Goal of the exercise: Your answer must be an exact copy of every record.

══ Task data

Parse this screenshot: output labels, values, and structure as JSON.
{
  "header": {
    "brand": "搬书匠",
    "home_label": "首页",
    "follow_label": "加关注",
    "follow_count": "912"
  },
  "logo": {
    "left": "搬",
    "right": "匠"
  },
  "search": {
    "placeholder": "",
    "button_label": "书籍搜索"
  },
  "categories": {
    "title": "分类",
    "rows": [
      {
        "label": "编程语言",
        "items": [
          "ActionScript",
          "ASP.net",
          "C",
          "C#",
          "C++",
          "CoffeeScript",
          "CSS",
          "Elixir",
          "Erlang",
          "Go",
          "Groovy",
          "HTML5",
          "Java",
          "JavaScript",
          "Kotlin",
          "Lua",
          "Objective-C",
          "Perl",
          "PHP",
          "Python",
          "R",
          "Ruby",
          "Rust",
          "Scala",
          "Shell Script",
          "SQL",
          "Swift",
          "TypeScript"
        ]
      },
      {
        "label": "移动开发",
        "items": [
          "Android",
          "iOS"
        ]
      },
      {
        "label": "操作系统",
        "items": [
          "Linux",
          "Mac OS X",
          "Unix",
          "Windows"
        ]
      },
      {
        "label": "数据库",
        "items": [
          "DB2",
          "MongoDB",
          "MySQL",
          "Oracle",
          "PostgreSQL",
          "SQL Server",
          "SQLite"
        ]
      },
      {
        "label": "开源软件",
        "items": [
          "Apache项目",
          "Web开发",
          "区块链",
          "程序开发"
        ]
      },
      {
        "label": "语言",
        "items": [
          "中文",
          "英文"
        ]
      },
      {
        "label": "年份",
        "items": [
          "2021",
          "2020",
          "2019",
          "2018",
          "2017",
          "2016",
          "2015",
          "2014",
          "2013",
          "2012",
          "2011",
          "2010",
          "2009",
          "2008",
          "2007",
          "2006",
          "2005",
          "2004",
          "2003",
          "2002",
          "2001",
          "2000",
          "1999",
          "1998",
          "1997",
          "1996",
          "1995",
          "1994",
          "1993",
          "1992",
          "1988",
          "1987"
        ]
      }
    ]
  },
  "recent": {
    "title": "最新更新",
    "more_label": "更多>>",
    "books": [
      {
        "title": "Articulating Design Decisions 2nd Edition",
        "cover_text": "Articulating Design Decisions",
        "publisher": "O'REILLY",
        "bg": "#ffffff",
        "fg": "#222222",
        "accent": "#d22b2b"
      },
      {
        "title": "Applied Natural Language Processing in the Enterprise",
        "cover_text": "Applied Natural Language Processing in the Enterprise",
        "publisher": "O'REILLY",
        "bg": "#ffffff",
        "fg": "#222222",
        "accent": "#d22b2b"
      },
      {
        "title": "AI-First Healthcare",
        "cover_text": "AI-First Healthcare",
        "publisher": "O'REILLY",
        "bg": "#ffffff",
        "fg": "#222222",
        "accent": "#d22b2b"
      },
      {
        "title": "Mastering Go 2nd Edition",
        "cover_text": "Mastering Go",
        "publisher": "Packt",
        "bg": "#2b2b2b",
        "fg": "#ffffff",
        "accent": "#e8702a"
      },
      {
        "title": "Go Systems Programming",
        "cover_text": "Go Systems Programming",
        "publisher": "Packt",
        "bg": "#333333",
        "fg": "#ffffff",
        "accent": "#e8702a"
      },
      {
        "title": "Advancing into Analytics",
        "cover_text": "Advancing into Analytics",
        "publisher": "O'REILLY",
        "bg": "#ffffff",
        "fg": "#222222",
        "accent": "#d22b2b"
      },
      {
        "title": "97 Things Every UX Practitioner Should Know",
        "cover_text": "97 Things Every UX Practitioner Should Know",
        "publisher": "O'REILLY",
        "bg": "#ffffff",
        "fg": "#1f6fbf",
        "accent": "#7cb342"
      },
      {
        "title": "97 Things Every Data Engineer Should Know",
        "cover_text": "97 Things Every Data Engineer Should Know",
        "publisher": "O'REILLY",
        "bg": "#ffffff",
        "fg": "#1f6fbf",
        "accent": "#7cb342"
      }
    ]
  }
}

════

Your response:
Parse this screenshot: output labels, values, and structure as JSON.
{
  "header": {
    "brand": "搬书匠",
    "home_label": "首页",
    "follow_label": "加关注",
    "follow_count": "912"
  },
  "logo": {
    "left": "搬",
    "right": "匠"
  },
  "search": {
    "placeholder": "",
    "button_label": "书籍搜索"
  },
  "categories": {
    "title": "分类",
    "rows": [
      {
        "label": "编程语言",
        "items": [
          "ActionScript",
          "ASP.net",
          "C",
          "C#",
          "C++",
          "CoffeeScript",
          "CSS",
          "Elixir",
          "Erlang",
          "Go",
          "Groovy",
          "HTML5",
          "Java",
          "JavaScript",
          "Kotlin",
          "Lua",
          "Objective-C",
          "Perl",
          "PHP",
          "Python",
          "R",
          "Ruby",
          "Rust",
          "Scala",
          "Shell Script",
          "SQL",
          "Swift",
          "TypeScript"
        ]
      },
      {
        "label": "移动开发",
        "items": [
          "Android",
          "iOS"
        ]
      },
      {
        "label": "操作系统",
        "items": [
          "Linux",
          "Mac OS X",
          "Unix",
          "Windows"
        ]
      },
      {
        "label": "数据库",
        "items": [
          "DB2",
          "MongoDB",
          "MySQL",
          "Oracle",
          "PostgreSQL",
          "SQL Server",
          "SQLite"
        ]
      },
      {
        "label": "开源软件",
        "items": [
          "Apache项目",
          "Web开发",
          "区块链",
          "程序开发"
        ]
      },
      {
        "label": "语言",
        "items": [
          "中文",
          "英文"
        ]
      },
      {
        "label": "年份",
        "items": [
          "2021",
          "2020",
          "2019",
          "2018",
          "2017",
          "2016",
          "2015",
          "2014",
          "2013",
          "2012",
          "2011",
          "2010",
          "2009",
          "2008",
          "2007",
          "2006",
          "2005",
          "2004",
          "2003",
          "2002",
          "2001",
          "2000",
          "1999",
          "1998",
          "1997",
          "1996",
          "1995",
          "1994",
          "1993",
          "1992",
          "1988",
          "1987"
        ]
      }
    ]
  },
  "recent": {
    "title": "最新更新",
    "more_label": "更多>>",
    "books": [
      {
        "title": "Articulating Design Decisions 2nd Edition",
        "cover_text": "Articulating Design Decisions",
        "publisher": "O'REILLY",
        "bg": "#ffffff",
        "fg": "#222222",
        "accent": "#d22b2b"
      },
      {
        "title": "Applied Natural Language Processing in the Enterprise",
        "cover_text": "Applied Natural Language Processing in the Enterprise",
        "publisher": "O'REILLY",
        "bg": "#ffffff",
        "fg": "#222222",
        "accent": "#d22b2b"
      },
      {
        "title": "AI-First Healthcare",
        "cover_text": "AI-First Healthcare",
        "publisher": "O'REILLY",
        "bg": "#ffffff",
        "fg": "#222222",
        "accent": "#d22b2b"
      },
      {
        "title": "Mastering Go 2nd Edition",
        "cover_text": "Mastering Go",
        "publisher": "Packt",
        "bg": "#2b2b2b",
        "fg": "#ffffff",
        "accent": "#e8702a"
      },
      {
        "title": "Go Systems Programming",
        "cover_text": "Go Systems Programming",
        "publisher": "Packt",
        "bg": "#333333",
        "fg": "#ffffff",
        "accent": "#e8702a"
      },
      {
        "title": "Advancing into Analytics",
        "cover_text": "Advancing into Analytics",
        "publisher": "O'REILLY",
        "bg": "#ffffff",
        "fg": "#222222",
        "accent": "#d22b2b"
      },
      {
        "title": "97 Things Every UX Practitioner Should Know",
        "cover_text": "97 Things Every UX Practitioner Should Know",
        "publisher": "O'REILLY",
        "bg": "#ffffff",
        "fg": "#1f6fbf",
        "accent": "#7cb342"
      },
      {
        "title": "97 Things Every Data Engineer Should Know",
        "cover_text": "97 Things Every Data Engineer Should Know",
        "publisher": "O'REILLY",
        "bg": "#ffffff",
        "fg": "#1f6fbf",
        "accent": "#7cb342"
      }
    ]
  }
}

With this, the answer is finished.